* Radar satellites to provide faster response to earthquake victims
Sang-Ho Yun and his team at the Jet Propulsion Laboratory have developed techniques to use satellite radar images automaticalluy to locate the specific areas that were shifted up or down the most by a large earthquake. Such information could be used by first responders to go to the places with the worst damage.
They recently tested the approach with radar taken of Nepal taken shortly after the magnitude 7.8 earthquake happened in April. They found that their analysis of the images matched well with independent determinations of regional damage by teams from the UN, the US Geological Survey, and the US National Geospatial-Intelligence Agency.

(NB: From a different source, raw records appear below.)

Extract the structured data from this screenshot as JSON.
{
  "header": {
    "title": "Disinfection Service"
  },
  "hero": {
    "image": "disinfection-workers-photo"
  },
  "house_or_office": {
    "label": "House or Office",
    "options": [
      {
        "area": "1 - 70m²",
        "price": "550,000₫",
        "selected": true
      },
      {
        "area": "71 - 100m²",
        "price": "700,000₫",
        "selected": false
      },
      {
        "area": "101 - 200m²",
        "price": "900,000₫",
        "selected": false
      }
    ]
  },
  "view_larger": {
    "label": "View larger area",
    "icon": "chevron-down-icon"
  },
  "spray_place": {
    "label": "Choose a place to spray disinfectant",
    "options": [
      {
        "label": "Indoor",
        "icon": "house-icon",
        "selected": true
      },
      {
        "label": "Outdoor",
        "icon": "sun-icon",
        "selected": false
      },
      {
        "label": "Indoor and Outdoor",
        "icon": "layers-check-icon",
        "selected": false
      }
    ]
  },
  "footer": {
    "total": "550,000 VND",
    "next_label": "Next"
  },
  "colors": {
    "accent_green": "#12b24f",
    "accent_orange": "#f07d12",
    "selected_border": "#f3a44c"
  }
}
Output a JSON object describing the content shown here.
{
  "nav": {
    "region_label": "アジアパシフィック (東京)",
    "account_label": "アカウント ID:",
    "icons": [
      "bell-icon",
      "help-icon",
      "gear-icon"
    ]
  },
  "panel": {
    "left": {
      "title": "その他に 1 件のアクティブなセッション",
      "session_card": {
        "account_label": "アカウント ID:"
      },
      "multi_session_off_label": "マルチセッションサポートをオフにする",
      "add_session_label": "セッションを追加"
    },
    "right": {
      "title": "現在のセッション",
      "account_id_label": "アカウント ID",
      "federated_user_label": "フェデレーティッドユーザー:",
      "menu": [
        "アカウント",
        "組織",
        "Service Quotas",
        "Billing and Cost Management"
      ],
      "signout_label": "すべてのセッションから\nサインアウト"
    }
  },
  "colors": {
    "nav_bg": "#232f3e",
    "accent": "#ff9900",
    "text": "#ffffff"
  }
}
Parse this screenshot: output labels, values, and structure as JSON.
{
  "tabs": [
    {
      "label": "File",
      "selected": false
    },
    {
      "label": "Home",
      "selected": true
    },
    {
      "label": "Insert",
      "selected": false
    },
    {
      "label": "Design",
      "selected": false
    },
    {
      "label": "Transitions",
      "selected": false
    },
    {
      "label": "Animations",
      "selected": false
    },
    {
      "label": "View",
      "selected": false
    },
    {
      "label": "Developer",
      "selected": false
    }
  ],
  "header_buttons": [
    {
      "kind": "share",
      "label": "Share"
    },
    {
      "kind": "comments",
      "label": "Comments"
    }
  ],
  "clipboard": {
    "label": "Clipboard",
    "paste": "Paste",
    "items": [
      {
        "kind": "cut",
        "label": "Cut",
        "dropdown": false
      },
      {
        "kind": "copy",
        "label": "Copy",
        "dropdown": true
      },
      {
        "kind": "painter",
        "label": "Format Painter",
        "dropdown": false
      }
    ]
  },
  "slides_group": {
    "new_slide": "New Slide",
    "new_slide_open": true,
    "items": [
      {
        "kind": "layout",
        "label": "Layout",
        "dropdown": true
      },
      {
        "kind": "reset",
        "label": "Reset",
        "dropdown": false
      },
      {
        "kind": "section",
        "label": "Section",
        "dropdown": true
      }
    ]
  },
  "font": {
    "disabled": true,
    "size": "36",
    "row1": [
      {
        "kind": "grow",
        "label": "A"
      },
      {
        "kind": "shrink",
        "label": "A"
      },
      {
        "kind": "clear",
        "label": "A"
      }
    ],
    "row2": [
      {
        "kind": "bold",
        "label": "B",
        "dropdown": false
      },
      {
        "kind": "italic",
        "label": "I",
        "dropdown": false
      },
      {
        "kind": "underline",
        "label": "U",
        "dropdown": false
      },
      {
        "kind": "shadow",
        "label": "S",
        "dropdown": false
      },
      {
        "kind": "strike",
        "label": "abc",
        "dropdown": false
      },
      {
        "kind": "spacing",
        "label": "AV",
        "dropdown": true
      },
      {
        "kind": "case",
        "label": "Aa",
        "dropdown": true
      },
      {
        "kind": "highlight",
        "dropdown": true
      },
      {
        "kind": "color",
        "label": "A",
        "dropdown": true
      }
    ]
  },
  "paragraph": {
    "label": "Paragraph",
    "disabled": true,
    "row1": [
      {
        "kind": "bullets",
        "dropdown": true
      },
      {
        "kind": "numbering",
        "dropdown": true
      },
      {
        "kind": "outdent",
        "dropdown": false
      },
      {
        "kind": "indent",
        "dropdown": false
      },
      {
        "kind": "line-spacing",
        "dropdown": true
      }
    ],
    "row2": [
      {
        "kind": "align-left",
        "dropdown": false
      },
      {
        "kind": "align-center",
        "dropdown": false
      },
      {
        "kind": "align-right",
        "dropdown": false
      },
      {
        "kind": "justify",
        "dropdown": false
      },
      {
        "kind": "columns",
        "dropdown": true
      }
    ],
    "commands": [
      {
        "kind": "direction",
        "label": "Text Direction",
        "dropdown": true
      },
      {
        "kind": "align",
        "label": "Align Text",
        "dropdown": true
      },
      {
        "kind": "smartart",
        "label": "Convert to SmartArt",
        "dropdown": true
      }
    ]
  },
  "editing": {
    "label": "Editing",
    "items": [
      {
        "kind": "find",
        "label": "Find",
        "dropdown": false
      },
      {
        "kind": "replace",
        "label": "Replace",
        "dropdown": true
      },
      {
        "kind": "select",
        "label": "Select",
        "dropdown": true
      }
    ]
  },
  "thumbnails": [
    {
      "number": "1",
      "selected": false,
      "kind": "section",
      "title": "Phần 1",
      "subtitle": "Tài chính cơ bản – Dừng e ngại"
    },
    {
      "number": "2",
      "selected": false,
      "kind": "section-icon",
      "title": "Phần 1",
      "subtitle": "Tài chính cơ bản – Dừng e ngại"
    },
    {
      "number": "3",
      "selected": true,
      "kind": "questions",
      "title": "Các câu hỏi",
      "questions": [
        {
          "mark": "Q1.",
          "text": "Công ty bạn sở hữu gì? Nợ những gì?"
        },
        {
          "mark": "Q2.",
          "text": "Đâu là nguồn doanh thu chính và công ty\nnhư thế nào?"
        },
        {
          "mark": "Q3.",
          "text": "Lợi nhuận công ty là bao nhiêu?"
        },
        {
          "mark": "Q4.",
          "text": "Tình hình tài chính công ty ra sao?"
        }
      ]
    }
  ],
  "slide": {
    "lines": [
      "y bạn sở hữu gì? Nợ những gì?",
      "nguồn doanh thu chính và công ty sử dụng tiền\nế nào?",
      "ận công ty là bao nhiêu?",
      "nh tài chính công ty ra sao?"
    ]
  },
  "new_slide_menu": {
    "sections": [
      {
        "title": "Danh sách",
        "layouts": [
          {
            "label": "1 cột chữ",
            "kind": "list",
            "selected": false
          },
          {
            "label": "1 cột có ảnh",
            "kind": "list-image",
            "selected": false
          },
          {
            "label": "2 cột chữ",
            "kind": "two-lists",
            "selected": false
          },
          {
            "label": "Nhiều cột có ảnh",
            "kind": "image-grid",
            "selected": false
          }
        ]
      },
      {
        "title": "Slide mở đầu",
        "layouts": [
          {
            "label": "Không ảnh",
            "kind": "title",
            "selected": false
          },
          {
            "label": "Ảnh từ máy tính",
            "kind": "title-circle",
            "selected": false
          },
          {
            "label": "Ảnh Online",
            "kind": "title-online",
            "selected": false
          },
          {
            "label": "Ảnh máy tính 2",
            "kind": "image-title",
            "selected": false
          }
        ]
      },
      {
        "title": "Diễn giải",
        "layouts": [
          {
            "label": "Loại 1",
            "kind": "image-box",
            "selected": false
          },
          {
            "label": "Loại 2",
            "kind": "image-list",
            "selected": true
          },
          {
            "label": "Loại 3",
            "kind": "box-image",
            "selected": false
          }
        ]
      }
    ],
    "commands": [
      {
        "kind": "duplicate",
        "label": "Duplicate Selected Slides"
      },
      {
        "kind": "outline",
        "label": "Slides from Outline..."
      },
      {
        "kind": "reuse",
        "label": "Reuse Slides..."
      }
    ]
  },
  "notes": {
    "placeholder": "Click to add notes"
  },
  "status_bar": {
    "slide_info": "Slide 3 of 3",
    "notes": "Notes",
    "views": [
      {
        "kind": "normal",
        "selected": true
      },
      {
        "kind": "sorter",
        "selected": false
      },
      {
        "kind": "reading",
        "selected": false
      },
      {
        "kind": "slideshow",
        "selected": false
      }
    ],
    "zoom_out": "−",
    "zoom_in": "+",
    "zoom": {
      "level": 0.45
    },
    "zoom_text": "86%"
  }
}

* Mysterious 8000 year old earthworks in Kazakhstan spotted by satellites
- Turgay Trough Geoglyphs lecture by Dmitry Dey
- Geoglyphs of Torgay · Аrchaeological researches · Аncient artifacts – “Kazakhstan History”
- NASA Adds to Evidence of Mysterious Ancient Earthworks – The New York Times
- NASA is Helping Study These Massive Earthworks from Space – Smithsonian
- What’s with those mysterious shapes NASA photographed in Kazakhstan? – CSMonitor.com
Using satellite images available through Google Earth, the amateur Kazakh archaeologist Dmitriy Dey in 2007 spotted unusual structures in the Turgay Trough region of Kazakhstan. The structures, visible only from high altitudes, were subsequently found to have been created in Neolithic times about 8000 years ago. He has now found over 260 such structures. Some excavations in the region have found some artifacts but what group built the structures and why remains unknown.
1. Monday, Nov. 16. 2015: 2-3:30 PM PST (5-6:30 PM EST; 4-5:30 PM CST): We welcome WAYNE ELEAZER to the show to discuss his recent Space Review postings.
2. Tuesday, Nov. 17, 2015:,7-8:30 PM PST (10-11:30 PM EST, 9-10:30 PM CST): We welcome back DOUG MESSIER of Parabolic Arc for news and updates.
3. Friday, Nov. 20, 2015; 9:30 -11 AM PST (12:30-2 PM EST; 11:30-1 PM CST) We welcome DR. JIM LOGAN, DAN ADAMO & DR. JOHN JURIST for a roundtable discussion on HSF in general & specifically to Mars, the Moon and more, plus many other topics.
4. Sunday, Nov. 22, 2015: 12-1:30 PM PST (3-4:30 PM EST, 2-3:30 PM CST): We welcome DAVID LOVE from the UK and author of Kepler And The Universe: How One Man Revolutionized Astronomy.
The Space Show is a project of the One Giant Leap Foundation.